World's Most Seductive Spice Cuts Depression by 25%

In All Health Watch, Cognitive Health, Featured Article, Sexual Health

One spice with 3,500 years of cultural history could be your best weapon against depression. It’s been used as a fragrance and dye, as well as a seasoning. It’s been used by ancient Sumerian kingdoms, inhabitants of the island of Crete, and American’s Pennsylvania Dutch.

Now studies show this seductive spice is as effective in fighting depression as prescription drugs… without the harsh side effects.

Dr. Ahmad Ali Noorbala’s research proves it. He’s a professor at the School of Medicine at Tehran University of Medical Sciences. He’s an MD at Roozbeh Hospital in Tehran. He’s written over 40 peer-reviewed articles. He specializes in psychiatry. And he’s the director of the Association for Support of Psychiatric Patients.

Natural Remedy vs. Prescription Drug

Dr. Noorbala’s study directly compared an extract of the spice to fluoxetine. Fluoxetine is a drug used to treat major depression. You know it as Prozac.

The study followed 40 adult outpatients for six weeks. They all met criteria for mild to moderate depression. Group one took 30-mg capsules of the spice extract daily. Group two took 20 mg of fluoxetine daily.

How did the natural remedy hold up against the FDA-approved drug?

“[The extract] at this dose was found to be effective similar to fluoxetine in the treatment of mild to moderate depression,” reported Dr. Noorbala.

But fluoxetine comes with adverse effects.

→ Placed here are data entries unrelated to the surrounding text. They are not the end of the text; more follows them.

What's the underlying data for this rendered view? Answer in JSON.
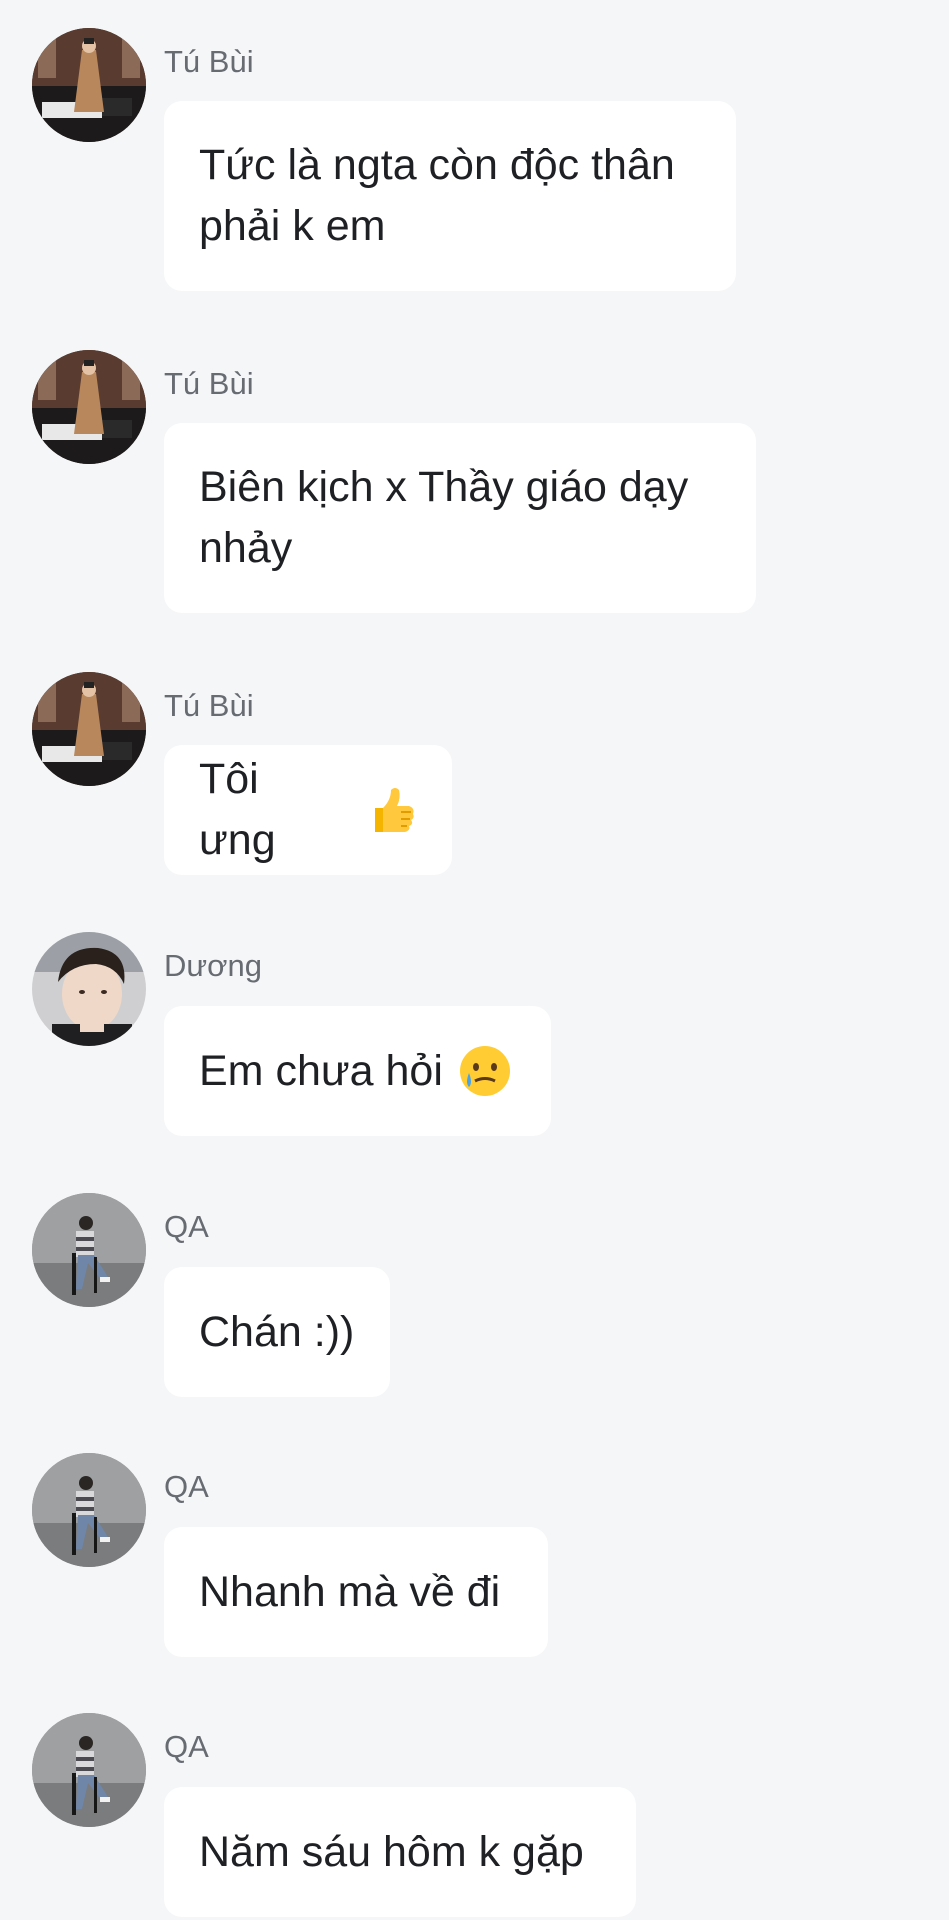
{
  "messages": [
    {
      "sender": "Tú Bùi",
      "text": "Tức là ngta còn độc thân phải k em",
      "avatar_icon": "man-in-trench-coat-photo",
      "emoji": ""
    },
    {
      "sender": "Tú Bùi",
      "text": "Biên kịch x Thầy giáo dạy nhảy",
      "avatar_icon": "man-in-trench-coat-photo",
      "emoji": ""
    },
    {
      "sender": "Tú Bùi",
      "text": "Tôi ưng",
      "avatar_icon": "man-in-trench-coat-photo",
      "emoji": "thumbs-up"
    },
    {
      "sender": "Dương",
      "text": "Em chưa hỏi",
      "avatar_icon": "young-man-portrait-photo",
      "emoji": "face-holding-back-tears"
    },
    {
      "sender": "QA",
      "text": "Chán :))",
      "avatar_icon": "seated-man-photo",
      "emoji": ""
    },
    {
      "sender": "QA",
      "text": "Nhanh mà về đi",
      "avatar_icon": "seated-man-photo",
      "emoji": ""
    },
    {
      "sender": "QA",
      "text": "Năm sáu hôm k gặp",
      "avatar_icon": "seated-man-photo",
      "emoji": ""
    }
  ],
  "colors": {
    "background": "#f5f6f8",
    "bubble": "#ffffff",
    "sender_text": "#676b72",
    "message_text": "#1e2024"
  }
}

The most common is sexual dysfunction. Others include nausea, insomnia, and anxiety.

Problems with Prozac

According to the World Health Organization (WHO), depression affects 121 million worldwide. 40 million of them are on Prozac. But the effectiveness of that drug has come into question.

A study in the Journal of the American Medical Association (JAMA) found that antidepressants worked no better than the placebo.

Professor Irving Kirsch led the study. He’s from the department of psychology at Hull University. He says, “Given the results, there seems little reason to prescribe antidepressant medication to any but the most severely depressed patients, unless alternative treatments have failed.”

If you’re taking these drugs, the side effects can be almost as upsetting as depression itself. Two studies on fluoxetine have shown sexual dysfunction to be a common side effect. The National Institute of Mental Health (NIMH) also reports that people taking these drugs may experience insomnia, nervousness, and agitation.

All of that for something that works no better than a placebo?

Imagine weight of depression lifted. Being able to sleep at night. Without nausea or anxiety.

That’s exactly what this all-natural remedy can do.

Cutting Depression Rates by 25%

The spice is saffron. It’s made from the dried stigmas of a purple flower called Crocus sativus.

Dr. Noorbala was involved in two follow-up studies on it. Both were with Shahin Akhondzadeh.

Akhondzadeh is a professor at Tehran University of Medical Sciences. He’s a member of the Psychiatry Department. He has a Ph.D. in Clinical Psychopharmacology. And he’s published over 40 peer-reviewed articles.

The first follow-up study found that saffron “produced a significantly better outcome on the Hamilton depression rating scale than the placebo.”

The second follow-up was similar to Dr. Noorbala’s original study. Except outpatients were studied for eight weeks this time. The doses were the same (30 mg saffron and 20 mg fluoxetine). But they were delivered twice daily.

Both treatments showed a remission rate of 25 percent. Saffron was again just as effective as the drug.

How to Add Saffron to Your Diet

Harvesting saffron is very labor-intensive. 75,000 blossoms are required to make one pound. So the spice can range from $50-$300 an ounce.

You can find alternative versions of saffron online and in health food stores. The spice is available in powder, capsule, and extract form – which are much easier on the wallet. A one ounce bottle of saffron extract, for instance, runs about $10.

The recommended dose for help with depression is 30 mg once or twice a day. Which means you can get about 944 doses for 10 bucks.

Take care to know what kind of saffron you’re taking. Pure saffron contains only the dried stigmas of the crocus flower. The highest-grade version of the spice is red and has a distinct aroma. Yellow saffron works, but it’s not as potent.

To your best health,

Michael Jelinek,
Managing Editor, NHD “Health Watch”